[Records from a dataset]
------------------------------------

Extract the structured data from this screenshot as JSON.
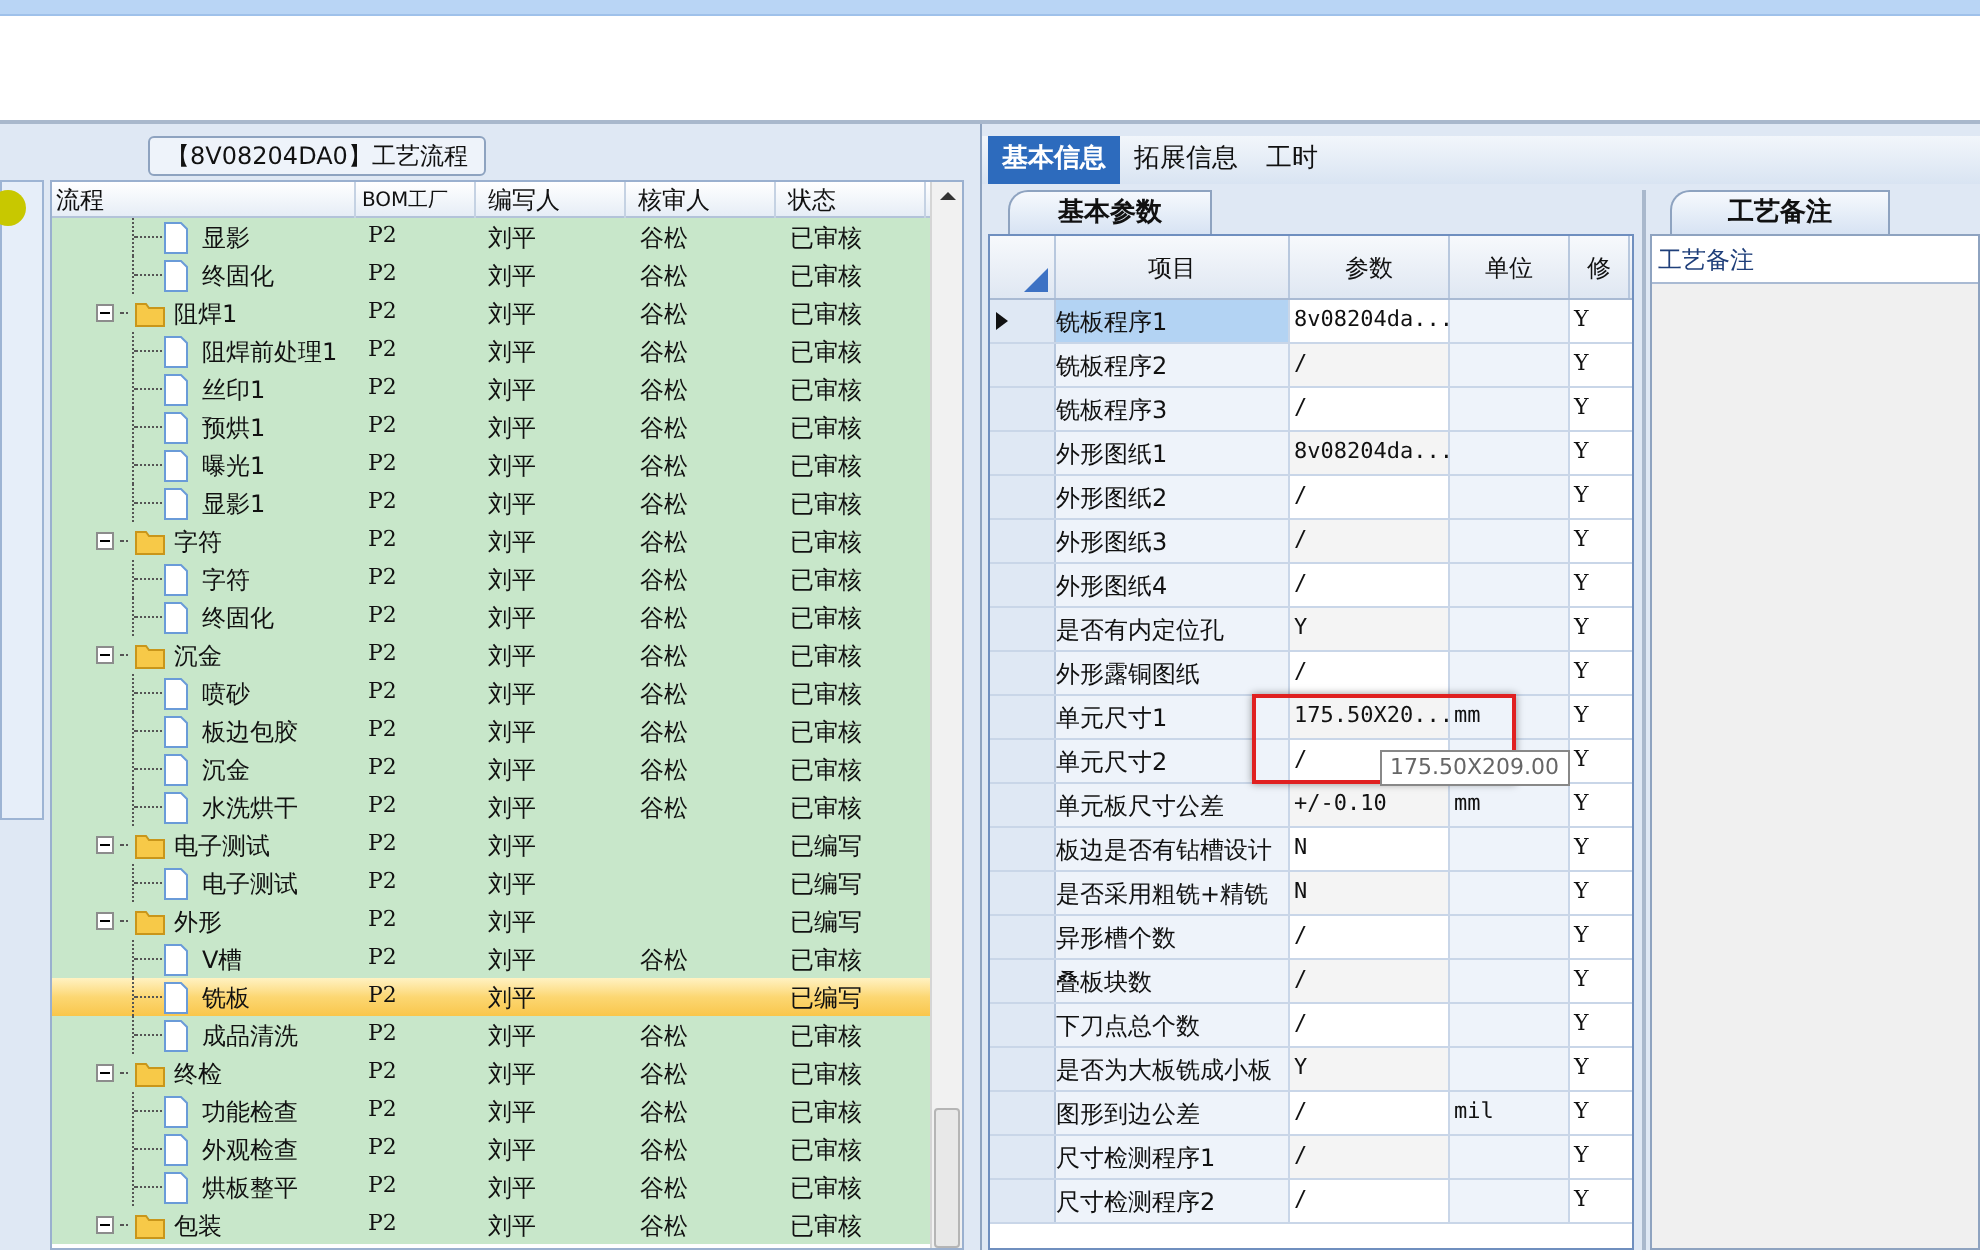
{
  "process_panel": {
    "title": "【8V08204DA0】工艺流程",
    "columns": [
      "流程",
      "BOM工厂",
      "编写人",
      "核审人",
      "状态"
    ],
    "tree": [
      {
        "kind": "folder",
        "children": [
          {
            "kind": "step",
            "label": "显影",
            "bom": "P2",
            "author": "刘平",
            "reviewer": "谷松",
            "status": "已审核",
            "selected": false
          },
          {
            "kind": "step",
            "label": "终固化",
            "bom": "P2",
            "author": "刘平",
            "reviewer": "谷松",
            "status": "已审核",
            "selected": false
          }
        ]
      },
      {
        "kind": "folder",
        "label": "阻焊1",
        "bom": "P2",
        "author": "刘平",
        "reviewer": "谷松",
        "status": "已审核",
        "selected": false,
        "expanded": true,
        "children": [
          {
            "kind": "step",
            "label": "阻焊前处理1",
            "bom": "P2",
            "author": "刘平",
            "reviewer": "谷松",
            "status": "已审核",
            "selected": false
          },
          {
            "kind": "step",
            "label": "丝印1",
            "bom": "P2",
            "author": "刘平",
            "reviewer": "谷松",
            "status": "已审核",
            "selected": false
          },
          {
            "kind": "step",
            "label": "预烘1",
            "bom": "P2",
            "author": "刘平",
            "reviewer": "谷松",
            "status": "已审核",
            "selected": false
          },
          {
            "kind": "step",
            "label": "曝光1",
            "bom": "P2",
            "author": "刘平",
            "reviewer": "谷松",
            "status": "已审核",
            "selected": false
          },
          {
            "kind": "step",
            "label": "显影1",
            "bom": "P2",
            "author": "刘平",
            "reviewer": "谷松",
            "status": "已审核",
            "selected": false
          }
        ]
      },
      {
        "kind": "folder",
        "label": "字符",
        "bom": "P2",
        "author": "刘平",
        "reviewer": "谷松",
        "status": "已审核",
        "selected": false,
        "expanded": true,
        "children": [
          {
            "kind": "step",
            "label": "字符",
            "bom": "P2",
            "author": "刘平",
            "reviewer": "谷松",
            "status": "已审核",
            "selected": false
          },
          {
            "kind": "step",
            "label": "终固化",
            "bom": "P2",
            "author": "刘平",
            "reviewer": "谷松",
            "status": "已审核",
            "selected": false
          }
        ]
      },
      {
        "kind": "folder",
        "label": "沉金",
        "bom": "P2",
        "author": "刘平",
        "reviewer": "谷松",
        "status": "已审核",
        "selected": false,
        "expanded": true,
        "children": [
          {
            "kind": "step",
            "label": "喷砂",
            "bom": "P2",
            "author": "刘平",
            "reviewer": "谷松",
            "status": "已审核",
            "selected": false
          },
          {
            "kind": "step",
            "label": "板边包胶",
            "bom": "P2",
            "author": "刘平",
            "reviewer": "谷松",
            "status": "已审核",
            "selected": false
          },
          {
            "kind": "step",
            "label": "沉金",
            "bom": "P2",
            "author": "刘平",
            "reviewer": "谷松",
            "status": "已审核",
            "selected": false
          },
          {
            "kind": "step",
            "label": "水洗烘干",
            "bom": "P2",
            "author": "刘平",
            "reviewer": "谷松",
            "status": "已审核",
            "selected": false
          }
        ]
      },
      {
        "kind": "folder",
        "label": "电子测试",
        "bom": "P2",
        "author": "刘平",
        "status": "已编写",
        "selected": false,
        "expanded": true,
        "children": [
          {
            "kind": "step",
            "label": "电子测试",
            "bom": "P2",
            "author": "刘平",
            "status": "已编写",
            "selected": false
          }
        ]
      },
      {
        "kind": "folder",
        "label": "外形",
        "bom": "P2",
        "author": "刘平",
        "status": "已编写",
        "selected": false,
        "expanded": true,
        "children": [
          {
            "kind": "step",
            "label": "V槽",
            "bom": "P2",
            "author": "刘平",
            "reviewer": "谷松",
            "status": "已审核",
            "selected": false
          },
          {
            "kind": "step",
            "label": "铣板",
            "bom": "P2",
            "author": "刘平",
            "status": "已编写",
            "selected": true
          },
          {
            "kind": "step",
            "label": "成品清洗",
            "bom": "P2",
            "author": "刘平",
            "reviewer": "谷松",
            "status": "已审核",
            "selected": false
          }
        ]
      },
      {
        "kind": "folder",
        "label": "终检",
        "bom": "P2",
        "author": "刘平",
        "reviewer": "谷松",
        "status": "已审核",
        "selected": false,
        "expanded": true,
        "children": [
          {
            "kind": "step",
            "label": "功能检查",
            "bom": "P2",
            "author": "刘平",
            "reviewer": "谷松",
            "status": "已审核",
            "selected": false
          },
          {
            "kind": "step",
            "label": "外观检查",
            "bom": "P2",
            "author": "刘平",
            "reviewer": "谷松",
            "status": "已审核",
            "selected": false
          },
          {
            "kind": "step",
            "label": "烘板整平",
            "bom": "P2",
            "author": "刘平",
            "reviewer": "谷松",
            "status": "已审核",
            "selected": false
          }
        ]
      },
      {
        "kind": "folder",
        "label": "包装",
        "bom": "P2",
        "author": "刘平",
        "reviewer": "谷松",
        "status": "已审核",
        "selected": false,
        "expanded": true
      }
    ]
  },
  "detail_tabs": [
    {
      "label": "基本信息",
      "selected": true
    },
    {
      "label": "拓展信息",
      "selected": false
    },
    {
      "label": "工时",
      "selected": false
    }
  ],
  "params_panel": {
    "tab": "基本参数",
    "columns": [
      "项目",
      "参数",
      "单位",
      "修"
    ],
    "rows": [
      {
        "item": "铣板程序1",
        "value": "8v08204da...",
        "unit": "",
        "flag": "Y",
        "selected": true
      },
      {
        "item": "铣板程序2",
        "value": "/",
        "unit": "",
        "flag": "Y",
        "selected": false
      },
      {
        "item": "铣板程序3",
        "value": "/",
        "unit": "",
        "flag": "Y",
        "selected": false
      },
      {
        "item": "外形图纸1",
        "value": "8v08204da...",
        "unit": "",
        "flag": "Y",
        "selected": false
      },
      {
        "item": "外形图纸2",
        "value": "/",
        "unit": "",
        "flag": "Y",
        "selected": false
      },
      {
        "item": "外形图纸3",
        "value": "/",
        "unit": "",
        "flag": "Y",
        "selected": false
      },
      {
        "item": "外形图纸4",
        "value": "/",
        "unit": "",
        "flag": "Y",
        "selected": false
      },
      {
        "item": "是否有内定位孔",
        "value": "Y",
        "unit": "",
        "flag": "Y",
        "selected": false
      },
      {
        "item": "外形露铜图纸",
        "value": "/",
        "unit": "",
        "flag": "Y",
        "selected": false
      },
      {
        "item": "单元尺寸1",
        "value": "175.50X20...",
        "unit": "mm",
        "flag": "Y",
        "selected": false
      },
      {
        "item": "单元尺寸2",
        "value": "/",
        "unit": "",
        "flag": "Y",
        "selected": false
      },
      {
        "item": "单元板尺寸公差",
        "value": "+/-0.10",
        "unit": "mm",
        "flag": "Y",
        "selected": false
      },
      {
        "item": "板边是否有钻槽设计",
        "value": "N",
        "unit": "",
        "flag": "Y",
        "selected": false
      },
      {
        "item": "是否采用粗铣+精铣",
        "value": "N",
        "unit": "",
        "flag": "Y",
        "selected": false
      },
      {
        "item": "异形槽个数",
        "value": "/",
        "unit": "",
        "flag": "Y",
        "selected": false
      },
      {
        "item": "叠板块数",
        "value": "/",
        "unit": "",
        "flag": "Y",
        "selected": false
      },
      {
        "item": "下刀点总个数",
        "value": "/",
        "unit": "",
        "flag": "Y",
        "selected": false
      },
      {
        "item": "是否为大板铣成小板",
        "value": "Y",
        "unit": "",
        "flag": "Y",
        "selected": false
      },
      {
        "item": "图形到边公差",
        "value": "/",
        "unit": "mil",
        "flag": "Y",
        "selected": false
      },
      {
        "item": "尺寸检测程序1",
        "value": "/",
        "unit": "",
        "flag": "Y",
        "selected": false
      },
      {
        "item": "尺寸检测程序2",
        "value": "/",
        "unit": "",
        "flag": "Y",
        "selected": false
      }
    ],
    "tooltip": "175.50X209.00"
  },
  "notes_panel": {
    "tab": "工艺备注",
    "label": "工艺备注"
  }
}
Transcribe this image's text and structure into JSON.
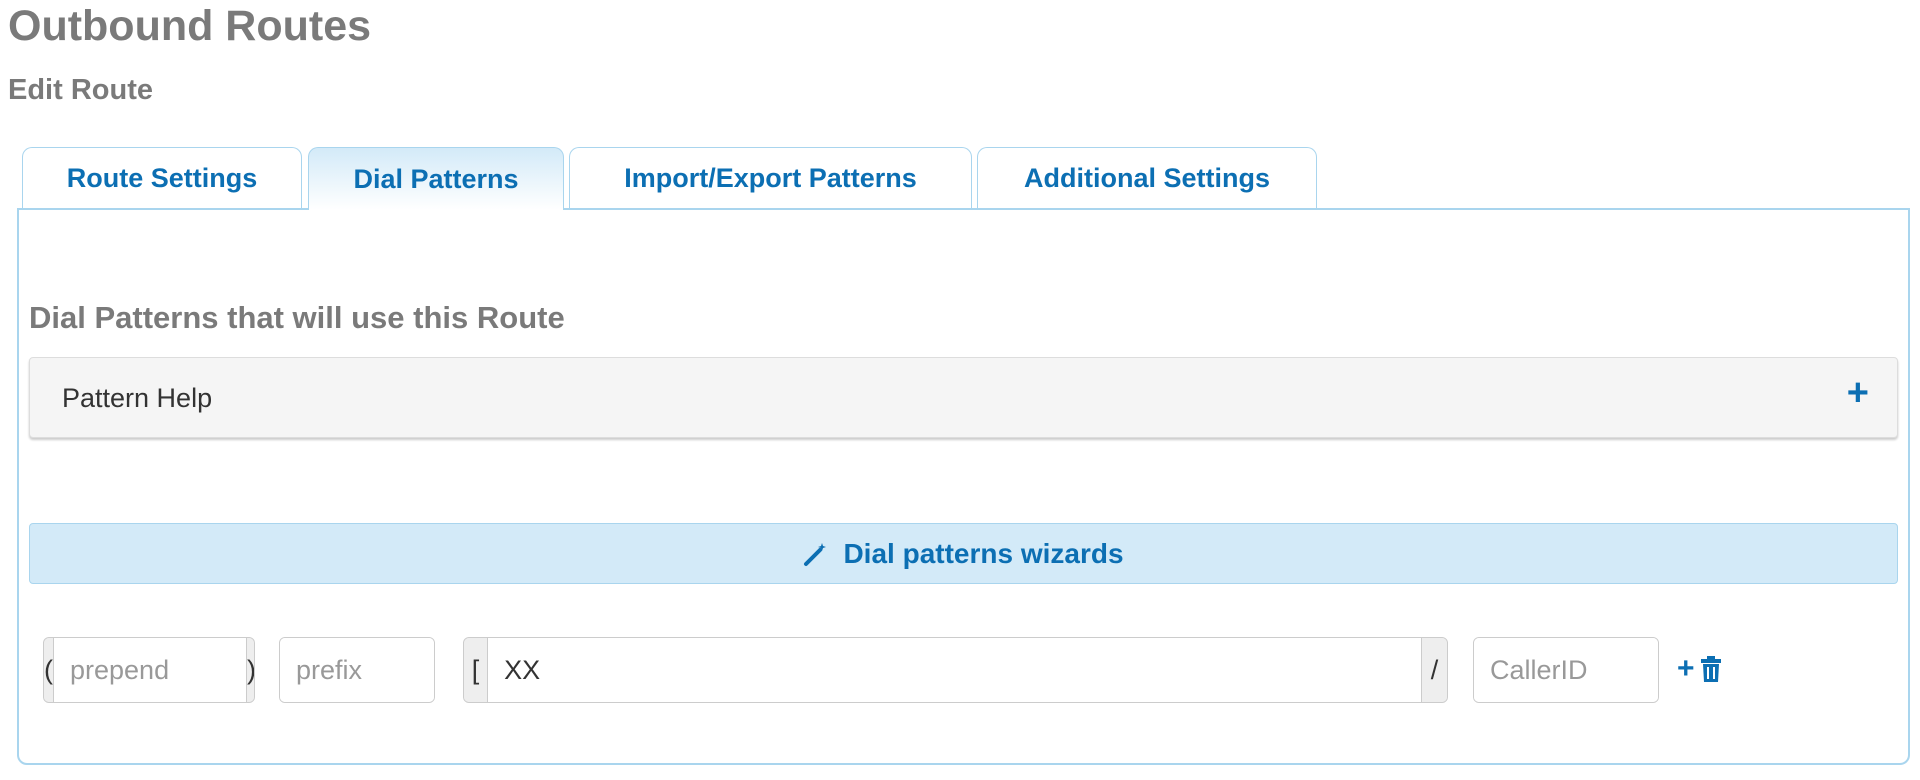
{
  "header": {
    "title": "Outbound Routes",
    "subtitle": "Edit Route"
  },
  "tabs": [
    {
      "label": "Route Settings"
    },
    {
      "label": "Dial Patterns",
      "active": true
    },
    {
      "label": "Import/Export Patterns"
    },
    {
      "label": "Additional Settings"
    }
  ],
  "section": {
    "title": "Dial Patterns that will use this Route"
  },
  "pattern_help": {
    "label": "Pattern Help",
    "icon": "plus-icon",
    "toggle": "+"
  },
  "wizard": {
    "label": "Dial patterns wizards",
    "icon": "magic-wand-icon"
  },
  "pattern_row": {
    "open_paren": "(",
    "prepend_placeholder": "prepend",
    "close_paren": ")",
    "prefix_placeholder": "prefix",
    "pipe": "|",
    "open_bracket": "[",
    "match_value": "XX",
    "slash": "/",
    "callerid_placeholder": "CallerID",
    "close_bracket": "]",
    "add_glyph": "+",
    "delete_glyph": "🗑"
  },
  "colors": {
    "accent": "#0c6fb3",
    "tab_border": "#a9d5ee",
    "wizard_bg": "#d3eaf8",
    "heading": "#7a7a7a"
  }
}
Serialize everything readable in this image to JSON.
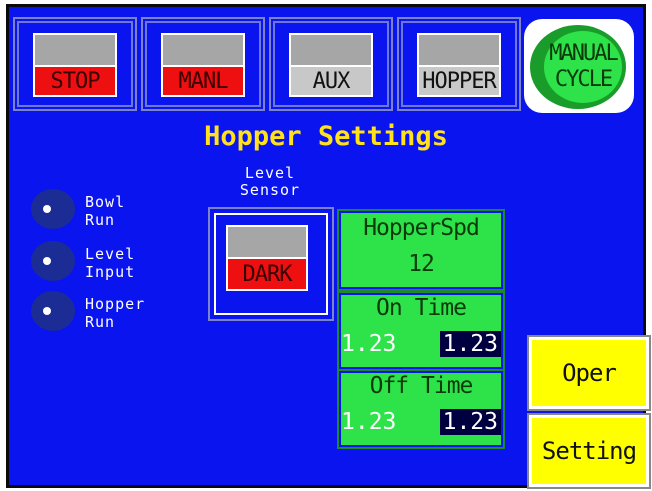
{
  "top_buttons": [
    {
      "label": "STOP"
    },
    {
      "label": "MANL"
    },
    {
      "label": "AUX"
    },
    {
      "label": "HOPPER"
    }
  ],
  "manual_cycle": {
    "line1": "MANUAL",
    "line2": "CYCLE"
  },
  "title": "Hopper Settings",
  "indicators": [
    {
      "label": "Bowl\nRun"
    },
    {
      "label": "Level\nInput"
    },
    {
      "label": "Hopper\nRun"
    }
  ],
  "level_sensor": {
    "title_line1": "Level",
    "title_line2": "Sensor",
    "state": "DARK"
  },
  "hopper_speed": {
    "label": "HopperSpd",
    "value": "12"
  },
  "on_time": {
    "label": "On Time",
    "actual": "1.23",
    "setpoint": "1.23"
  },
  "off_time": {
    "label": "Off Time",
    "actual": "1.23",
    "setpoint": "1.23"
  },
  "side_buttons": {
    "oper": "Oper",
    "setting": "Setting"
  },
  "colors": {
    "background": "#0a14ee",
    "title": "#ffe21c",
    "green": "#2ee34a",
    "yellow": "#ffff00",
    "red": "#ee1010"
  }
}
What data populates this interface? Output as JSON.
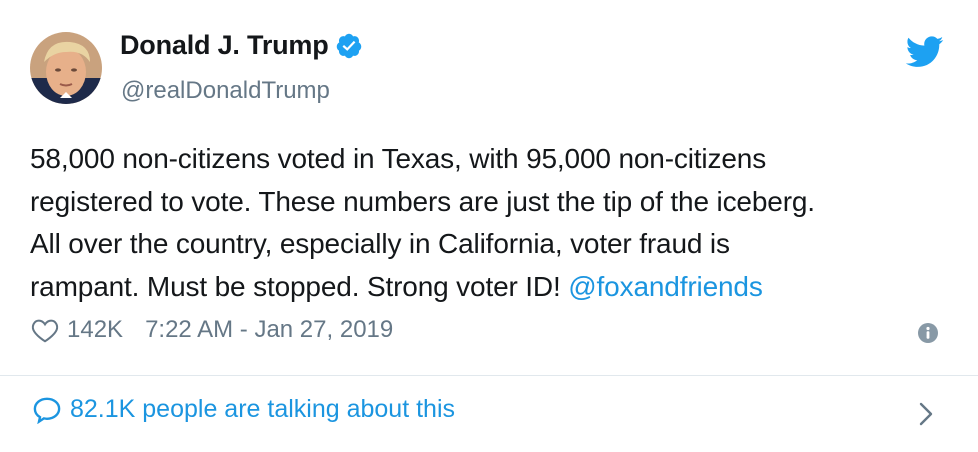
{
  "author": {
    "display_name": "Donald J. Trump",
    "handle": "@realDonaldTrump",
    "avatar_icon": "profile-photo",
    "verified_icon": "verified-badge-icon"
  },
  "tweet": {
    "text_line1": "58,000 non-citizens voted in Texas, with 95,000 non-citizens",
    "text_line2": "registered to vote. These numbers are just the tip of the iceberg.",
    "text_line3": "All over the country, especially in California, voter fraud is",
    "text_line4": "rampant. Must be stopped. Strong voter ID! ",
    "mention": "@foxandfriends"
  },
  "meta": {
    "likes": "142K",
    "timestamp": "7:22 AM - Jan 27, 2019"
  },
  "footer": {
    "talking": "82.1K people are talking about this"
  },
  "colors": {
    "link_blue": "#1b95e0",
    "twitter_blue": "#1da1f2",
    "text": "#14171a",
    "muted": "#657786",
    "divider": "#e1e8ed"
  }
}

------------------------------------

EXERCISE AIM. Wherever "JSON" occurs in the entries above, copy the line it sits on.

WRITTEN ANSWER.
Extract the structured data from this screenshot as JSON.
Transcribe this image's text and structure into JSON.
Serialize everything readable in this image to JSON.
What data populates this interface? Output as JSON.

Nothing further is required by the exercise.